Fables, by definition, often feature personified animals, so animal fables abound in the genre. Many of the world's most beloved and renowned stories are animal fables.
Aesop was perhaps the most prolific of fable creators. A recorded written collection of Aesop's fables includes over 665 stories. Of course many of his fables are animal fables and feature animals that talk, walk and think just like humans.
The purpose of personifying an animal in a fable is to draw the parallel to the lesson being taught more clearly. After all, the point of a fable is to teach a lesson. With that said, if you are looking for fables that feature animals, you will sure find them in the pages of any Aesop anthology. Here are a few to try:

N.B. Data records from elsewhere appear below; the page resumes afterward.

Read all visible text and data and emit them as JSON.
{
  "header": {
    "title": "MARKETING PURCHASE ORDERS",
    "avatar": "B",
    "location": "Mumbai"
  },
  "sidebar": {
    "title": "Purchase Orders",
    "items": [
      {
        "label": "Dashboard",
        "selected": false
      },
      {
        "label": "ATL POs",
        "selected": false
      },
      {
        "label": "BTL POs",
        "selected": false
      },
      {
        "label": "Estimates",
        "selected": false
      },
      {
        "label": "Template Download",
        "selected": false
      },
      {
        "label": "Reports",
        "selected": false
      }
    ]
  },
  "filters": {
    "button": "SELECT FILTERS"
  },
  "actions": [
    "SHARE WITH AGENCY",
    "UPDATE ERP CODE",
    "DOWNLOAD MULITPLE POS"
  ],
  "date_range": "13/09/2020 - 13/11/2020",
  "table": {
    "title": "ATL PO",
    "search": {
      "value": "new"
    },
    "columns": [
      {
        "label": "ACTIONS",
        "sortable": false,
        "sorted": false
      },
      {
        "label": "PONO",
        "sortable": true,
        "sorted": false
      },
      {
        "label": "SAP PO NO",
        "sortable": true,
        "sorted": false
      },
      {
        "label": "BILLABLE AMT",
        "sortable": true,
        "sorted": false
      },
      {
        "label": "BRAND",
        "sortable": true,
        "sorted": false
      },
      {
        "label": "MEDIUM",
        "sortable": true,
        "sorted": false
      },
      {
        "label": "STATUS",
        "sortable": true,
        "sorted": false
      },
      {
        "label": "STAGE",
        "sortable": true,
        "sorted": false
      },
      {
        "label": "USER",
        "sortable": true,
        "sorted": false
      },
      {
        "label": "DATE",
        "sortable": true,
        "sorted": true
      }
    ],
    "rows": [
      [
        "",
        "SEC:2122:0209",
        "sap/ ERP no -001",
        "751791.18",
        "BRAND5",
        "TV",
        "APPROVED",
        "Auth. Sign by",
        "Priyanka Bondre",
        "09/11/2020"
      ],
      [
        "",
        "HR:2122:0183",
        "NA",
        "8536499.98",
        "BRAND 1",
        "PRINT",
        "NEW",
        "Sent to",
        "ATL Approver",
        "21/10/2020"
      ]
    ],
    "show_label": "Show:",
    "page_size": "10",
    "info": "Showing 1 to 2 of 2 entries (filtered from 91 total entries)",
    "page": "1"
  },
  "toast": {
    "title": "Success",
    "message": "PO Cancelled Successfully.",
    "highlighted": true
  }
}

- The Classic Treasury of Aesop's Fables
- The McElderberry Book of Aesop's Fables
- Aesop's Fables: Complete Original Translation from the Greek
Popular Animal Fables
Animal fables from all different countries, and from many different authors-both new and old-abound.
Arnold Lobel is most well known for his "Frog and Toad" series. While these are not considered true fables, he also wrote his own set of fables entitled simply, "Fables." Arnold Lobel is known well for his gorgeous illustrations as well as his lovable and quirky characters.
While Tang is not known for writing fables specifically, he has written a charming book called "Math Fables" which introduces young learners to math concepts in an engaging way using animal fables.
Fables of La Fontaine
La Fontaine was a French fabulist from the late 17th century. He was well known for his delightful animal characters but more importantly for his prowess in as a wordsmith in the French language. Many of his fables are very well known and you can read them in an anthology dedicated exclusively to the fables of La Fontaine.
While Aesop and similar authors by and large dominate the children's fable shelves, there is also a slew of fables featuring animals, from foreign countries:
Guided Reading for Animal Fables
One of the great things about using animal fables to teach reading is that fables, by their very nature, are short. This makes it easier for students to read an entire passage. Regardless of which animal fable you are reading, a few guided reading activities would work with any fable featuring animals:
- What character qualities do the animals in the story have? (Example: A fox might be cunning; a rabbit might act hastily, etc.)
- Describe the personification of the animals in the story. Beyond character traits, do the animals do anything else that humans would do?
- For advanced study, consider if there is any relationship between how the featured animal is in the story and how they are in real life. (For example, the tortoise in real life is actually slow. In the fable the tortoise and the hare, that slowness is portrayed as wise.)
Whether you are using fables simply to read aloud, to teach a character lesson, or to teach students how to analyze literature-few lessons will be as memorable with such interesting characters.